German Marshall Fund of the United States

Merkel’s handling of China cannot readily be separated from her wider economic and political legacy. The most sympathetic account would say that the Sino-German commercial relationship has played a critical role in sustaining the country’s economic success through a series of shocks to the global system and Europe’s resilience as a result. Since Beijing looks to Berlin as the hinge for the entire Sino-European relationship, Merkel felt obliged to proceed with considerable caution in order to keep the right political conditions for it in place. While supporting measures such as tightened investment screening rules and tougher trade defense instruments, she has sought to maintain a cooperative track on investment negotiations, climate, and health, and has been wary of any moves that might tilt relations with China in too hostile a direction.

Yet if this approach was defensible for much of her chancellorship, in the later stages it has started to increasingly look out of step with changing realities. While much of the world has been adapting urgently to the more radical and assertive agenda advanced by Xi Jinping, who has subordinated economics to ideological and security goals, Merkel has sought to lock in a model for the EU-China relationship that few officials even in her own government believe makes sense anymore. As the fiasco with the Comprehensive Investment Agreement and the revolt over her 5G policy has illustrated, it is unlikely to stick. A conservative, commercially-minded successor would likely make adjustments that better reflect the systemic risks that China poses to German economic and political interests, including the longer-term needs of its industry. Others would overhaul China policy more comprehensively. Either way, the Merkel vision of Sino-German relations already feels like the residue of another era rather than the basis for a legacy that will last.

Dr. Torrey Taussig

Harvard Kennedy School

Angela Merkel remains one of the most pro-engagement leaders toward China at a time when European policymakers and publics are increasingly critical of the CCP’s actions at home and abroad. Throughout her sixteen years as Chancellor, Merkel has pursued close economic ties between Berlin and Beijing while attempting to separate out more contentious aspects of the relationship, such as human rights, rising authoritarianism under Xi Jinping, and China’s aggressive behavior in the South China Sea.
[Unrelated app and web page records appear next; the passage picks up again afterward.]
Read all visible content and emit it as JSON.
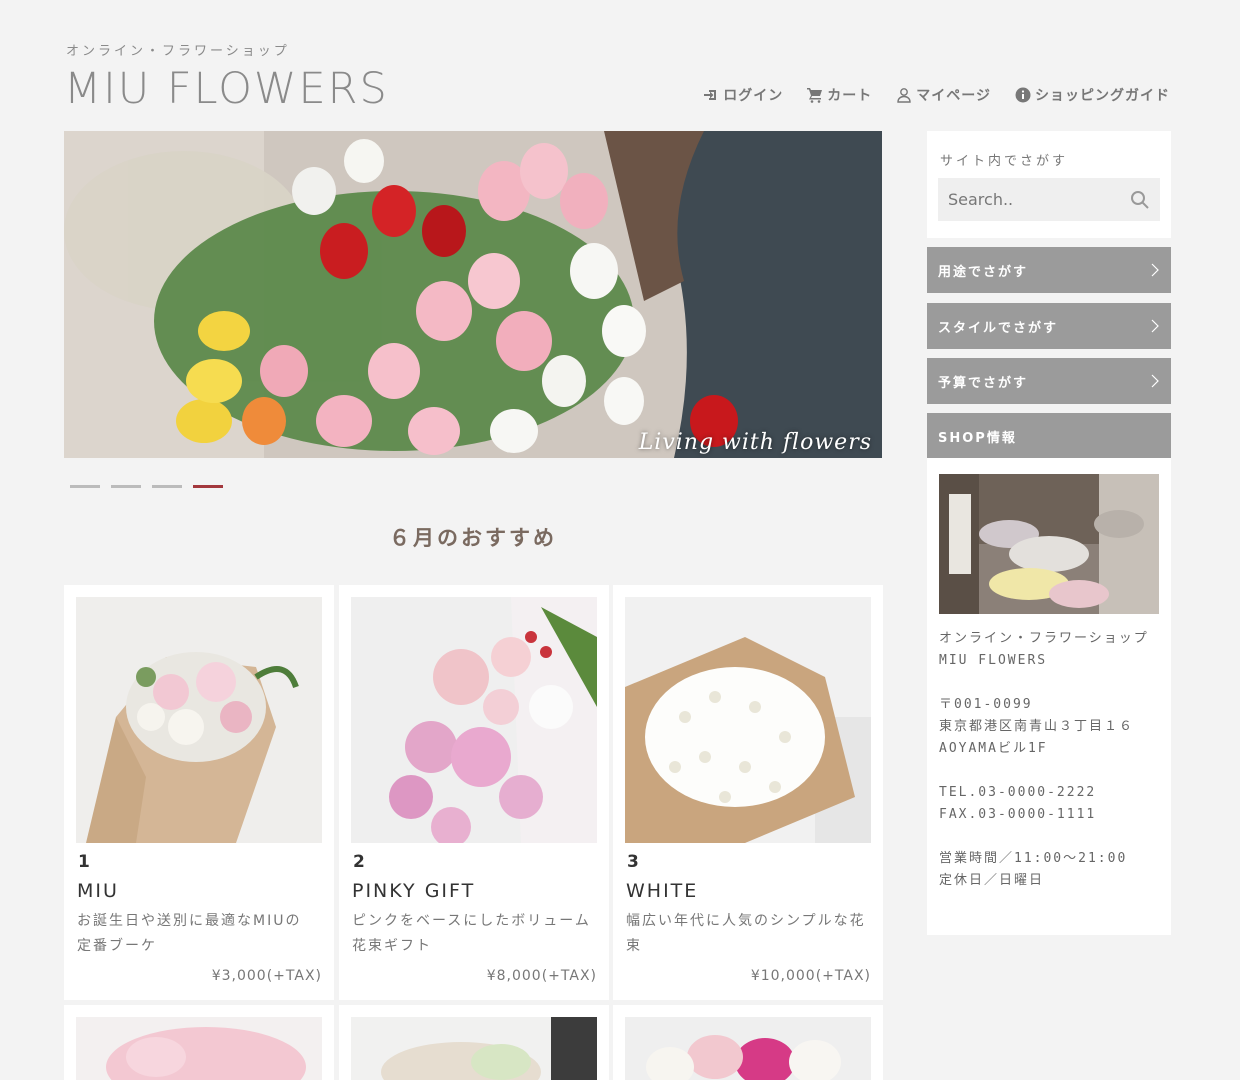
{
  "brand": {
    "subtitle": "オンライン・フラワーショップ",
    "title": "MIU FLOWERS"
  },
  "nav": [
    {
      "label": "ログイン",
      "icon": "sign-in-icon"
    },
    {
      "label": "カート",
      "icon": "cart-icon"
    },
    {
      "label": "マイページ",
      "icon": "user-icon"
    },
    {
      "label": "ショッピングガイド",
      "icon": "info-icon"
    }
  ],
  "hero": {
    "caption": "Living with flowers",
    "slides": 4,
    "active_slide": 4
  },
  "section": {
    "title": "６月のおすすめ"
  },
  "products": [
    {
      "num": "1",
      "name": "MIU",
      "desc": "お誕生日や送別に最適なMIUの定番ブーケ",
      "price": "¥3,000(+TAX)"
    },
    {
      "num": "2",
      "name": "PINKY GIFT",
      "desc": "ピンクをベースにしたボリューム花束ギフト",
      "price": "¥8,000(+TAX)"
    },
    {
      "num": "3",
      "name": "WHITE",
      "desc": "幅広い年代に人気のシンプルな花束",
      "price": "¥10,000(+TAX)"
    }
  ],
  "sidebar": {
    "search_label": "サイト内でさがす",
    "search_placeholder": "Search..",
    "menu": [
      "用途でさがす",
      "スタイルでさがす",
      "予算でさがす"
    ],
    "shop_heading": "SHOP情報",
    "shop": {
      "line1": "オンライン・フラワーショップ",
      "line2": "MIU FLOWERS",
      "postal": "〒001-0099",
      "address1": "東京都港区南青山３丁目１６",
      "address2": "AOYAMAビル1F",
      "tel": "TEL.03-0000-2222",
      "fax": "FAX.03-0000-1111",
      "hours": "営業時間／11:00〜21:00",
      "closed": "定休日／日曜日"
    }
  },
  "colors": {
    "background": "#f3f3f3",
    "sidebar_button": "#9b9b9b",
    "slider_active": "#a3383d",
    "section_title": "#7a6a60"
  }
}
Merkel’s close embrace of China is not without reason. China is Germany’s most important trading partner. In 2020, trade between the two countries was more than 212 billion euros — more than between China and the UK, France, and Italy combined. Germany’s major automakers Volkswagen, Daimler, and BMW generate significant profits in China, and Volkswagen alone accounts for almost 20 percent of China’s passenger vehicle market.

But China’s growing economic might has also begun to worry many in Germany and in Europe, including Merkel. Beijing’s “Made in 2025” strategy aims to replace foreign with Chinese high-tech manufacturing at home and eventually in global markets. The 2016 takeover of German robotics firm Kuka by a Chinese company was a wake-up call for Germany that the country needed to better protect its critical technologies from Chinese investments. In response, Merkel’s government passed robust investment screening measures and has pushed for tougher mechanisms at the EU level.

Despite these balancing moves, Merkel remains squarely in the engagement camp. The Chancellor resisted pressure to ban Huawei from Germany’s 5G network. She also played a leading role in pushing through the EU-China Comprehensive Agreement on Investment (CAI) on the eve of the Biden Presidency as the United States pushes for a more coordinated transatlantic approach toward China.

Looking ahead, Germany appears ready to move away from Merkel’s more cautious approach. Leading figures in both the SPD and the Green Party have called for a tougher and more values-driven policy agenda. Germany’s BDI industry association has warned China that the human rights situation in Xinjiang could hurt economic ties. Merkel’s tightrope walk of attempting to separate Germany’s economic interests from its values may not be tenable much longer.

The views expressed are those of the author(s) alone. They do not necessarily reflect the views of the American Institute for Contemporary German Studies.